(Extracted data entries)
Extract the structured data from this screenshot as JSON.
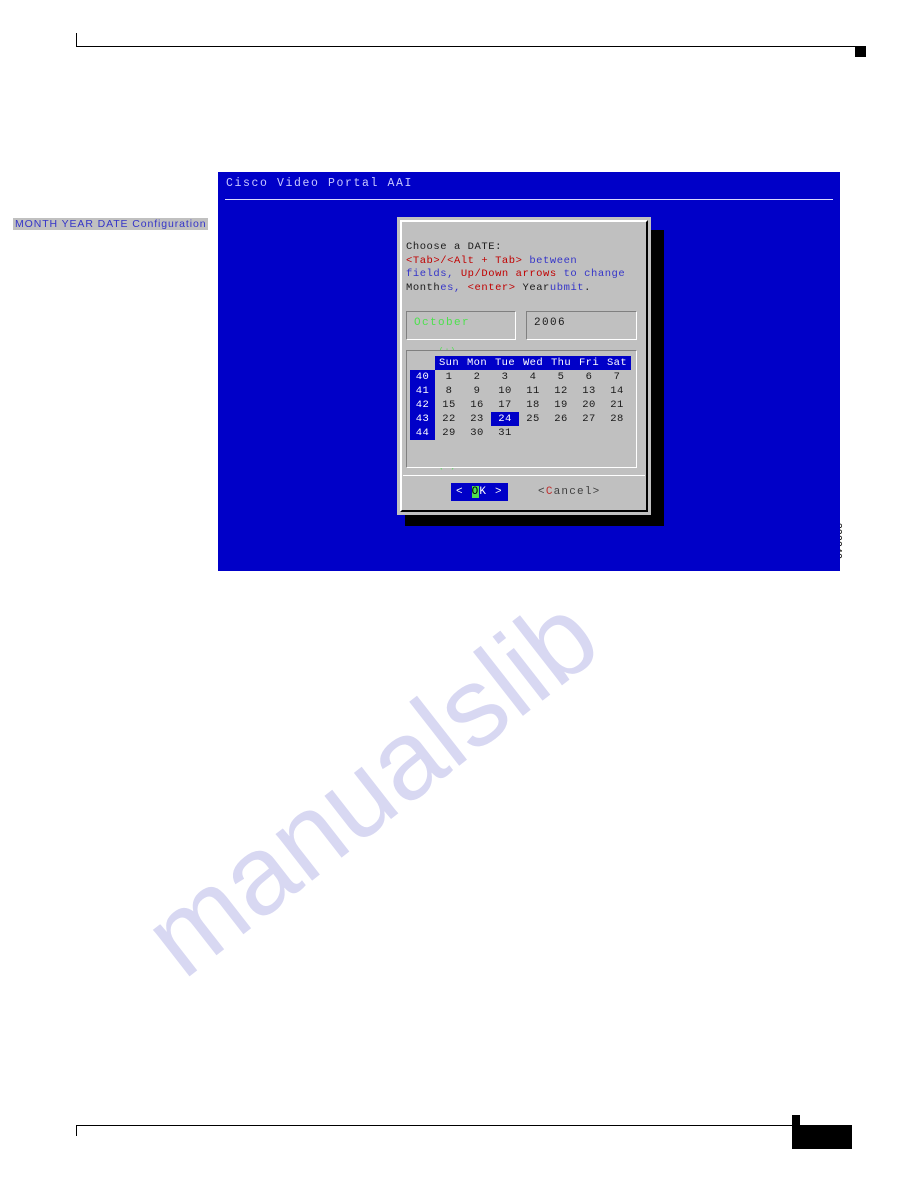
{
  "page": {
    "figure_id": "200040"
  },
  "watermark": {
    "text": "manualslib"
  },
  "terminal": {
    "title": "Cisco Video Portal AAI"
  },
  "dialog": {
    "title": "MONTH  YEAR DATE Configuration",
    "instructions": {
      "line1": "Choose a DATE:",
      "line2_a": "<Tab>/<Alt + Tab>",
      "line2_b": " between",
      "line3_a": "fields, ",
      "line3_b": "Up/Down arrows",
      "line3_c": " to change",
      "line4_a": "Month",
      "line4_b": "es, ",
      "line4_c": "<enter>",
      "line4_d": " Year",
      "line4_e": "ubmit",
      "line4_f": "."
    },
    "fields": {
      "month_value": "October",
      "year_value": "2006"
    },
    "calendar": {
      "scroll_up_hint": "-(+)-",
      "scroll_down_hint": "-(+)-",
      "day_headers": [
        "Sun",
        "Mon",
        "Tue",
        "Wed",
        "Thu",
        "Fri",
        "Sat"
      ],
      "week_numbers": [
        "40",
        "41",
        "42",
        "43",
        "44"
      ],
      "rows": [
        [
          "1",
          "2",
          "3",
          "4",
          "5",
          "6",
          "7"
        ],
        [
          "8",
          "9",
          "10",
          "11",
          "12",
          "13",
          "14"
        ],
        [
          "15",
          "16",
          "17",
          "18",
          "19",
          "20",
          "21"
        ],
        [
          "22",
          "23",
          "24",
          "25",
          "26",
          "27",
          "28"
        ],
        [
          "29",
          "30",
          "31",
          "",
          "",
          "",
          ""
        ]
      ],
      "selected_day": "24"
    },
    "buttons": {
      "ok_prefix": "< ",
      "ok_hotkey": "O",
      "ok_rest": "K ",
      "ok_suffix": ">",
      "cancel_prefix": "<",
      "cancel_hotkey": "C",
      "cancel_rest": "ancel>"
    }
  },
  "colors": {
    "terminal_blue": "#0000c8",
    "dialog_gray": "#c0c0c0",
    "highlight_green": "#4ee04e",
    "text_red": "#c00000",
    "text_blue": "#3434c8",
    "watermark": "#d8d8f2"
  }
}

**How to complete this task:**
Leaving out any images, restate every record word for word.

**Written reply:**
Extract the structured data from this screenshot as JSON.
{
  "page": {
    "figure_id": "200040"
  },
  "watermark": {
    "text": "manualslib"
  },
  "terminal": {
    "title": "Cisco Video Portal AAI"
  },
  "dialog": {
    "title": "MONTH  YEAR DATE Configuration",
    "instructions": {
      "line1": "Choose a DATE:",
      "line2_a": "<Tab>/<Alt + Tab>",
      "line2_b": " between",
      "line3_a": "fields, ",
      "line3_b": "Up/Down arrows",
      "line3_c": " to change",
      "line4_a": "Month",
      "line4_b": "es, ",
      "line4_c": "<enter>",
      "line4_d": " Year",
      "line4_e": "ubmit",
      "line4_f": "."
    },
    "fields": {
      "month_value": "October",
      "year_value": "2006"
    },
    "calendar": {
      "scroll_up_hint": "-(+)-",
      "scroll_down_hint": "-(+)-",
      "day_headers": [
        "Sun",
        "Mon",
        "Tue",
        "Wed",
        "Thu",
        "Fri",
        "Sat"
      ],
      "week_numbers": [
        "40",
        "41",
        "42",
        "43",
        "44"
      ],
      "rows": [
        [
          "1",
          "2",
          "3",
          "4",
          "5",
          "6",
          "7"
        ],
        [
          "8",
          "9",
          "10",
          "11",
          "12",
          "13",
          "14"
        ],
        [
          "15",
          "16",
          "17",
          "18",
          "19",
          "20",
          "21"
        ],
        [
          "22",
          "23",
          "24",
          "25",
          "26",
          "27",
          "28"
        ],
        [
          "29",
          "30",
          "31",
          "",
          "",
          "",
          ""
        ]
      ],
      "selected_day": "24"
    },
    "buttons": {
      "ok_prefix": "< ",
      "ok_hotkey": "O",
      "ok_rest": "K ",
      "ok_suffix": ">",
      "cancel_prefix": "<",
      "cancel_hotkey": "C",
      "cancel_rest": "ancel>"
    }
  },
  "colors": {
    "terminal_blue": "#0000c8",
    "dialog_gray": "#c0c0c0",
    "highlight_green": "#4ee04e",
    "text_red": "#c00000",
    "text_blue": "#3434c8",
    "watermark": "#d8d8f2"
  }
}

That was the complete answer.